## Assigned task
Each line of the records that holds "subject" should be shown in full.

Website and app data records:

***

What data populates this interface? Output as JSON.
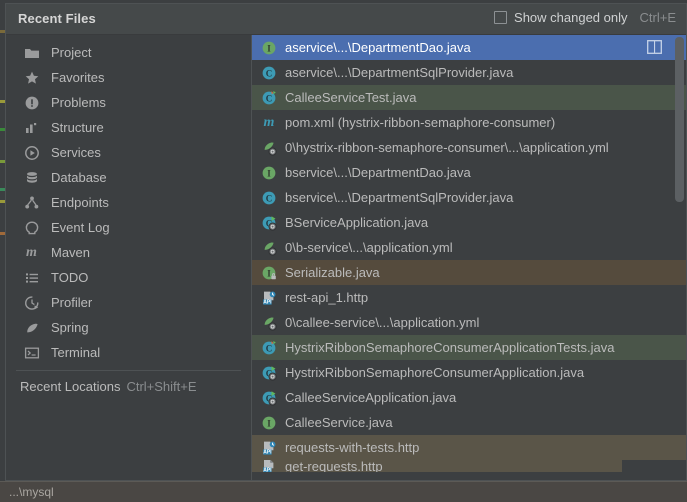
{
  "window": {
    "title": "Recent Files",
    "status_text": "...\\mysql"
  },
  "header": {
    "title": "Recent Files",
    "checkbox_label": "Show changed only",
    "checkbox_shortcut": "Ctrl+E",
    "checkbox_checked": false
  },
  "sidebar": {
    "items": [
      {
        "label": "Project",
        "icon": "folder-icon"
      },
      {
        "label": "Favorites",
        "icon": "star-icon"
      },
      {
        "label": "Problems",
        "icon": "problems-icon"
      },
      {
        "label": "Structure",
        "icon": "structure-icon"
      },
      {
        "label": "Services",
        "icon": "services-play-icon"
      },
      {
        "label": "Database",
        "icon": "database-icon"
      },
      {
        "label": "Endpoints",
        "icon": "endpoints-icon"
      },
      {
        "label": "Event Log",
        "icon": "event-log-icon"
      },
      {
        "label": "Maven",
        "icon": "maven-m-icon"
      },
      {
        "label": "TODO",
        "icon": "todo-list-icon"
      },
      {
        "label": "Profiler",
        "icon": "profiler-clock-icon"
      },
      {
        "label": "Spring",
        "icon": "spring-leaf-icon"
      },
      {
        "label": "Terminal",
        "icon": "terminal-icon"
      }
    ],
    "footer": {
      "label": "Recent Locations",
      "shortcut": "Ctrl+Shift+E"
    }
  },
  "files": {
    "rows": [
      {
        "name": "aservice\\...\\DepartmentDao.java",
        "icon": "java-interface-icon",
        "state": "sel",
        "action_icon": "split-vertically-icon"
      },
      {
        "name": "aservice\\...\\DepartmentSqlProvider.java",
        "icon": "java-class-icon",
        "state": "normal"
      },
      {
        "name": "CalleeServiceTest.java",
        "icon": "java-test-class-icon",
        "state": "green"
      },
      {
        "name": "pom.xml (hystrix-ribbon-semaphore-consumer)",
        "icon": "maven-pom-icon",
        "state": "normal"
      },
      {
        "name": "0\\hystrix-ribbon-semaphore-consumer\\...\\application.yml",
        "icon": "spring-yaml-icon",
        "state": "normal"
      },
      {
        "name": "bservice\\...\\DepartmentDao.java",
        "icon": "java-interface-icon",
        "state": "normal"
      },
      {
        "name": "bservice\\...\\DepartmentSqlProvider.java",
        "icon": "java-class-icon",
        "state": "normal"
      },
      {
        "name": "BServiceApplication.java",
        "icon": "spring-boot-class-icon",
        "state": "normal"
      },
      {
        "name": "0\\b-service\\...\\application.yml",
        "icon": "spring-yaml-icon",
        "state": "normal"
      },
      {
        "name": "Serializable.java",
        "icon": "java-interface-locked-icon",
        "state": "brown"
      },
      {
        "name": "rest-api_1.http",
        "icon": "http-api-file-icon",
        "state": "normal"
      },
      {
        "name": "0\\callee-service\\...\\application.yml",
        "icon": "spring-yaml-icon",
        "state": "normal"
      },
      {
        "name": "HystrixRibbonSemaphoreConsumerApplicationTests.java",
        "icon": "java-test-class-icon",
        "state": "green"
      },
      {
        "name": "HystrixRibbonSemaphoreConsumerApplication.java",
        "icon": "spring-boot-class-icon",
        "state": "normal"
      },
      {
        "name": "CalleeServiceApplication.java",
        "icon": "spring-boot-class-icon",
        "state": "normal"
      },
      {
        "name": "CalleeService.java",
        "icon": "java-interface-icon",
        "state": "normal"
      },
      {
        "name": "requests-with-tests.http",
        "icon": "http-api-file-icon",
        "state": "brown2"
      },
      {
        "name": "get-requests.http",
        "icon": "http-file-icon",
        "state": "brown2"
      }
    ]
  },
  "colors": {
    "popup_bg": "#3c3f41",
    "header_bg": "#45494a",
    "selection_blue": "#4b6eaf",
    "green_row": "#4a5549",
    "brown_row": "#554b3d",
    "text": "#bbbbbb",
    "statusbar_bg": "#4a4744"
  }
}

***

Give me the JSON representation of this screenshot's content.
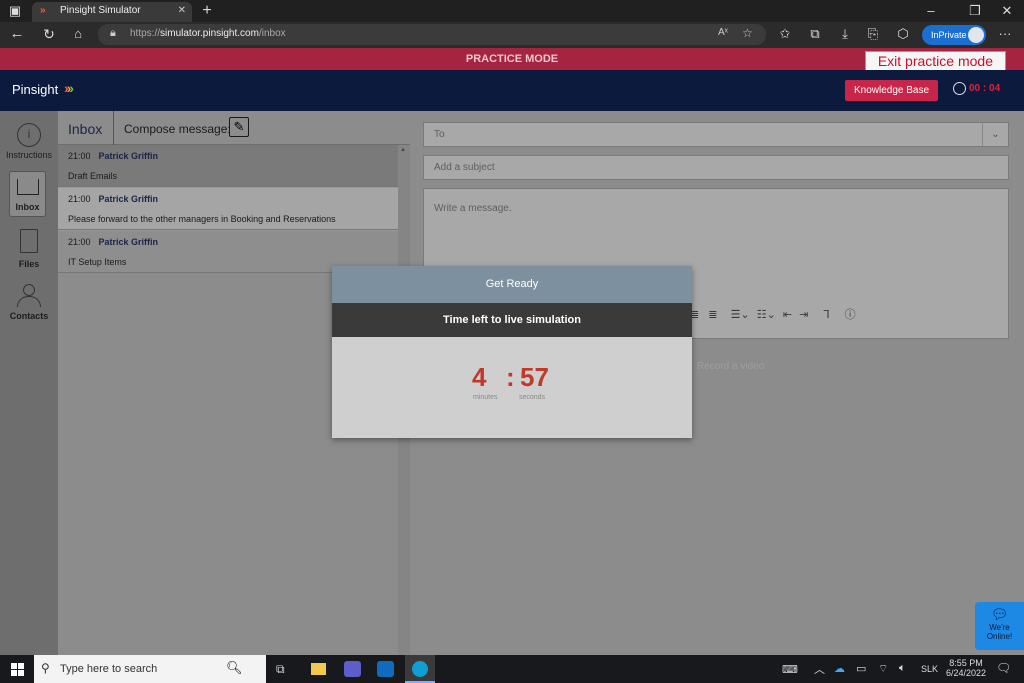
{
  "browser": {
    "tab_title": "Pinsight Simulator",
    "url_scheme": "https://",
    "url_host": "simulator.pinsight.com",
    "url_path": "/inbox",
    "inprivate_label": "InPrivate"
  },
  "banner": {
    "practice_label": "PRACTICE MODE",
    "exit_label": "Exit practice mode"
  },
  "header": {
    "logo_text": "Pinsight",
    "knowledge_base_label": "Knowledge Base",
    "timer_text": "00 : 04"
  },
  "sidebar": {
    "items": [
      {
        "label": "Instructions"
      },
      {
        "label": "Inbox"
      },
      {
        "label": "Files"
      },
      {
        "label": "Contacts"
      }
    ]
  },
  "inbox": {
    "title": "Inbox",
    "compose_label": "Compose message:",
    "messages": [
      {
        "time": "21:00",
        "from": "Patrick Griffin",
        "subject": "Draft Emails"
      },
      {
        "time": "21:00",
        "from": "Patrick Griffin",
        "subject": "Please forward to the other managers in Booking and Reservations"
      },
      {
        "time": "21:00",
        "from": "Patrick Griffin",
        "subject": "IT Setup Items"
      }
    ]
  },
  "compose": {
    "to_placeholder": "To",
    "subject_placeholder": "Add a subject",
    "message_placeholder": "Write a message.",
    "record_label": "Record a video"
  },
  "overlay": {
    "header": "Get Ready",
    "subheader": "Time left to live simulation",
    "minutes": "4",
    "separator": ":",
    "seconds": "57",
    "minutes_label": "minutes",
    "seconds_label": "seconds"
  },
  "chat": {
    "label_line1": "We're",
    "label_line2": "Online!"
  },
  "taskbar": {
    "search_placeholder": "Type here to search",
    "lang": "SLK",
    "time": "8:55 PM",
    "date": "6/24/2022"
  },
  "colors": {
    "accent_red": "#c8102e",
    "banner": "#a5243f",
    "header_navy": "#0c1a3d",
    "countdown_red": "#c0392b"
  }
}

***

## Response
        "subject": "Draft Emails"
        "subject": "Please forward to the other managers in Booking and Reservations"
        "subject": "IT Setup Items"
    "subject_placeholder": "Add a subject",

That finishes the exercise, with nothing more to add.